With a December demolition deadline threatening Santa Monica's oldest standing building, the City Council has decided to move the Rapp Saloon to city-owned property if that is what it will take to save it.
Although city leaders said they would rather see the building remain at its current location, they have directed city staff to consider two other sites.
The property owners, who want to sell the 15,000-square-foot parcel, say they have been hamstrung by the city's law governing historical landmarks.
The 900-square-foot Rapp Saloon on 2nd Street, between Broadway and Santa Monica Boulevard, was built in 1875. Used briefly in the late 1880s as City Hall, the masonry building has been vacant for 10 years.
The Lewis Shell Trust, which owns the property, applied for a demolition permit June 19, 1984, to either raze the structure or have it removed to another location to develop the property.
Because the building is a designated city landmark, the owners had to wait a year to obtain a permit. They have until Dec. 18 to demolish it or remove it.
If the building is not removed or demolished by Dec. 18, the law requires the owners to wait another year before taking any other action, according to Rosario Perry, attorney for the Shell Trust.
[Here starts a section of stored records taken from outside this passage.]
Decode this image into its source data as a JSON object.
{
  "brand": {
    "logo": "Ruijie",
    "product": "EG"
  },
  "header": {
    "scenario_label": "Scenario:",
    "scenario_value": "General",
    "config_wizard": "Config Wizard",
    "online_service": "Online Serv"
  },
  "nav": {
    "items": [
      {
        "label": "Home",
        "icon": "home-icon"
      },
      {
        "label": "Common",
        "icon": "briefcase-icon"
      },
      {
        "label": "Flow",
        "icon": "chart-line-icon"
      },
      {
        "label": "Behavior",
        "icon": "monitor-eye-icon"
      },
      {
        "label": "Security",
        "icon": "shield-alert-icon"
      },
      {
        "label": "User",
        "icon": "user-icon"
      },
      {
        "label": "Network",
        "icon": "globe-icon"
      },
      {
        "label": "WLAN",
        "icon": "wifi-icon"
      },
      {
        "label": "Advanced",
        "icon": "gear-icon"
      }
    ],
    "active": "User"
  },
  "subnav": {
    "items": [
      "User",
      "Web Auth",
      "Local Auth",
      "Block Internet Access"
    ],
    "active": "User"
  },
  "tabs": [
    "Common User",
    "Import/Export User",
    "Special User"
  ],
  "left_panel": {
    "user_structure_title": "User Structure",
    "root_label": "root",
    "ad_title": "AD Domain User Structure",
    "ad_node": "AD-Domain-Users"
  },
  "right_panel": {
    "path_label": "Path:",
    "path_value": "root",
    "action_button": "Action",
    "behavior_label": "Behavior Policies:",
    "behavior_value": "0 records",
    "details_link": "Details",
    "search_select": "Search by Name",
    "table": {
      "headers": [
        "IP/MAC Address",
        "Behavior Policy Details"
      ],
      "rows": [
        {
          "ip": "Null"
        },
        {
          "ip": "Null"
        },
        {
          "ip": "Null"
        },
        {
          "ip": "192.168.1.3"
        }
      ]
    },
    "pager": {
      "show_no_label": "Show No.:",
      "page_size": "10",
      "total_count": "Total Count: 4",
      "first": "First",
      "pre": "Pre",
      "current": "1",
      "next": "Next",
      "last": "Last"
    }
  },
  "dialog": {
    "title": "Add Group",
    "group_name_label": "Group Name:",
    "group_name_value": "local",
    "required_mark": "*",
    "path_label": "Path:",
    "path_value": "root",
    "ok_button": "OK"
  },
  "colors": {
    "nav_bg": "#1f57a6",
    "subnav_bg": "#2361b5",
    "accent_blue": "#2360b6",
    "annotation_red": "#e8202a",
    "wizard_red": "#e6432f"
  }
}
Perry said the landmark law is inflexible. He said that the Shell family has been trying for seven years to sell the property "without success because of the unsettled question of what to do with the building."
"We cannot sell the property with the building on it," Perry said. "The only bona fide offers we have received involved removal or demolition of the building.
"At the same time, the city has not been cooperative in reaching a deal with the owners to allow potential new owners a density bonus if they maintain the building on the property.
"We are in the position of having to force the city into action by threatening to demolish the building--and neither the Shells nor I want to raze the structure."
The City Council on Tuesday authorized city staff to develop a plan to move the building to city property, either immediately north of City Hall on Maint Street or to a parking lot across the street from the building's current location.
Mayor Christine E. Reed said, however, that the city would like the building to remain on the site. "Obviously," she said, "preservation groups prefer that historically significant buildings stay where they are.
"If that is not possible in this case, our main concern is that the building be saved, even if it means moving the structure to another site."
Reed said that she is in favor of a density bonus for any new owner who would leave the building on the property. Current zoning allows construction of a three-story building on the site; Reed said that she would be willing to allow a four-story building there.
"I have had a lot of calls from developers saying they would be willing to incorporate the building into their development of the site," Reed said. "I hope that they can get together with the owners before the deadline."
Perry said that the owners would be more than willing to put off demolishing the building if the city would be more cooperative in trying to settle the issue.
"We are not the bad guys in this situation," Perry said. "The city bureaucracy set up to save historical structures is being used by the city to delay any action--and (it is) forcing us to look like the bad guys."
Stanley E. Scholl, general services director, said that his office is preparing plans to move the building on schedule in December if it becomes necessary.